Practice articulating what you need
In some cultures and for some individuals, clearly and directly voicing concerns or needs is difficult, especially in professional settings.
Small group assertiveness training can help you learn more about saying yes, saying no, defining boundaries, and communicating in high-conflict situations.
Learn more about managing emotions and speaking your mind
Here’s a list of books you may find helpful for setting boundaries, negotiating, and addressing conflict:
- Crucial Conversations: Tools for Talking When Stakes Are High by Kerry Patterson, Joseph Grenny, Ron McMillan, and Al Switzler
- Living Nonviolent Communication: Practical Tools to Connect and Communicate Skillfully in Every Situation by Marshall Rosenburg, PhD
- No Hard Feelings: The Secret Power of Embracing Emotions at Work by Liz Fosslien and Mollie West Duffy
You can find these books at most public libraries or click the links above to purchase online.
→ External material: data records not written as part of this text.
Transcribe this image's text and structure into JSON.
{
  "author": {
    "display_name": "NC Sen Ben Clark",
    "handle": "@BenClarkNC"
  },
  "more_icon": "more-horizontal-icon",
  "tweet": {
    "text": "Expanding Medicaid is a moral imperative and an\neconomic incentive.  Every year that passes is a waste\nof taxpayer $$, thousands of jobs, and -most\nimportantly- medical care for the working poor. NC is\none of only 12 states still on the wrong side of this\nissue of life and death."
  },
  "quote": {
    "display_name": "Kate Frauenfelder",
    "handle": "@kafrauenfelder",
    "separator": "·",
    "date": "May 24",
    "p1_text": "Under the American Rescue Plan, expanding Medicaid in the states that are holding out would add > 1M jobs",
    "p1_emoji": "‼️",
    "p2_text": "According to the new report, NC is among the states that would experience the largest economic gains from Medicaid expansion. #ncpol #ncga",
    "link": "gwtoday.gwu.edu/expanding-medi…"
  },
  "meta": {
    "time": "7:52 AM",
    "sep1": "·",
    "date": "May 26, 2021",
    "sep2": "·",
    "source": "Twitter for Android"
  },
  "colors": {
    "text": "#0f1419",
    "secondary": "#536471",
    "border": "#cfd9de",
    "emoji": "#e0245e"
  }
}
Move, but slowly
If you feel your emotions rising, change your physical position as a way of grounding yourself and shifting your mindset.
Stand up. Sit down. Pick up a pen and make a note or step down the hallway if you need time to collect your thoughts. Try something as simple as clenching and releasing a muscle — 2011 research found that it can give you renewed sense of self-control.
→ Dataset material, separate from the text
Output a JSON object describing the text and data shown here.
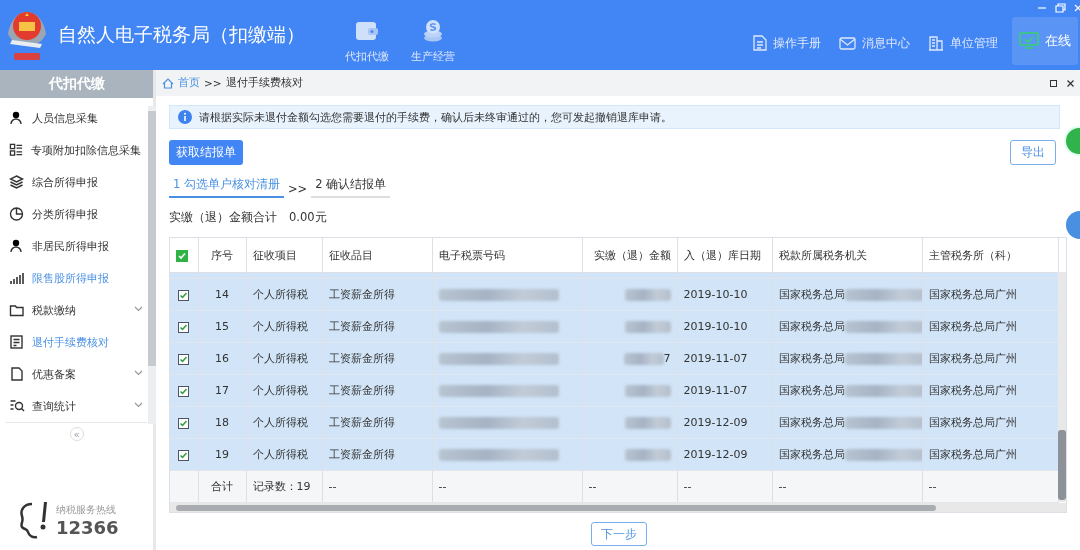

As you move, try to remember to go slowly. You’re reminding yourself that just as you have power over where your limbs are in space, you have power to calm your emotions.
You’re reminding yourself to slow the interaction so you can think beyond the impulse to fight, flee, or freeze.
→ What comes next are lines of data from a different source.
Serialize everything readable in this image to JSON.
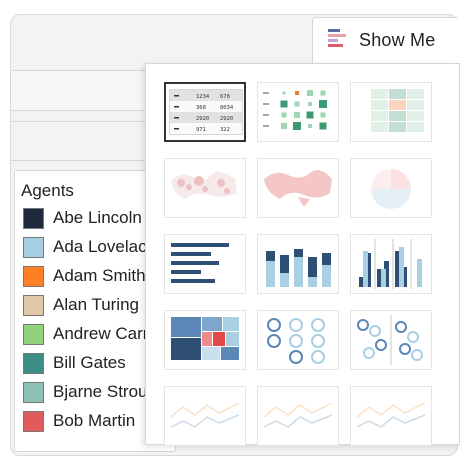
{
  "show_me": {
    "label": "Show Me"
  },
  "legend": {
    "title": "Agents",
    "items": [
      {
        "name": "Abe Lincoln",
        "color": "#1f2b3d"
      },
      {
        "name": "Ada Lovelace",
        "color": "#a6cee3"
      },
      {
        "name": "Adam Smith",
        "color": "#ff7f27"
      },
      {
        "name": "Alan Turing",
        "color": "#e0c9a6"
      },
      {
        "name": "Andrew Carnegie",
        "color": "#8fd27a"
      },
      {
        "name": "Bill Gates",
        "color": "#3d8f86"
      },
      {
        "name": "Bjarne Stroustrup",
        "color": "#8dc1b6"
      },
      {
        "name": "Bob Martin",
        "color": "#e05c5c"
      }
    ]
  },
  "chart_types": [
    {
      "kind": "text-table",
      "state": "selected"
    },
    {
      "kind": "heat-map",
      "state": "available"
    },
    {
      "kind": "highlight-table",
      "state": "unavailable"
    },
    {
      "kind": "symbol-map",
      "state": "unavailable"
    },
    {
      "kind": "filled-map",
      "state": "unavailable"
    },
    {
      "kind": "pie-chart",
      "state": "unavailable"
    },
    {
      "kind": "horizontal-bars",
      "state": "available"
    },
    {
      "kind": "stacked-bars",
      "state": "available"
    },
    {
      "kind": "side-by-side-bars",
      "state": "available"
    },
    {
      "kind": "treemap",
      "state": "available"
    },
    {
      "kind": "circle-view",
      "state": "available"
    },
    {
      "kind": "side-by-side-circles",
      "state": "available"
    },
    {
      "kind": "lines-continuous",
      "state": "unavailable"
    },
    {
      "kind": "lines-discrete",
      "state": "unavailable"
    },
    {
      "kind": "dual-lines",
      "state": "unavailable"
    }
  ],
  "text_table_values": [
    "1234",
    "678",
    "368",
    "8034",
    "2920",
    "2920",
    "971",
    "322"
  ]
}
Even mild dehydration can affect your mood and your thinking ability. If you’re in an emotional situation, stop and drink a glass of cool water.
- lower cortisol (stress hormone)
- lower your heart rate
- increase alertness
In tense situations, focusing on your breath can help regulate strong feelings and re-center you.
Health professionals say concentrating on the flow of air into and out of your body can help you:
- restore alertness
- lower your body temperature
- release muscle tension
- regulate your autonomic nervous system
There are times when it’s counterproductive to cry (driving along a serpentine cliffside road, for example). But it’s also worth noting that crying plays an important role in emotional health.
Finding safe and appropriate places to let your feelings — and your tears — flow can be a good thing. You are the best judge of when and where you need to cry, but here’s a list of places many people find solace in releasing their emotions:
- on a solitary walk
- in a therapist’s office
- as you’re privately journaling
- with close family members and supportive friends
- with your pet
- in the shower or bath
- where you go to meditate, pray, or enjoy nature alone
Crying when you’re angry doesn’t mean you’re weak, out of control, or mentally ill. It’s a logical human response to emotional stimuli.
If you cry more frequently than you’d like, or if angry tears are interfering with your ability to function normally, it may be a good idea to talk with a therapist about it.
Excessive crying may be a sign that you’re depressed or anxious, and there are many effective treatments that can restore a sense of balance to your emotional life.
Lots of people cry when they feel frustrated, angry, or embarrassed. When you get mad, your body produces a flood of hormones that stimulate strong reactions in your body — everything from a racing heart to sweaty palms to short-term memory loss.
In response to the elevated stress level, you may cry. That response could alert others to your emotional vulnerability and eventually cause the release of more hormones to calm your body back down.
If you want to work on decreasing your angry tears — at least when it’s not likely to serve you well — you could try journaling, assertiveness training, or mindful breathing.
In a heated moment, you could also try moving, drinking water, or clenching and releasing your muscles to give you a greater sense of control.
There’s nothing inherently wrong with crying when you’re mad. But if you feel it’s interfering with your work life or personal life, or if you think you may be depressed, you may want to talk with a therapist who can help you balance your emotions.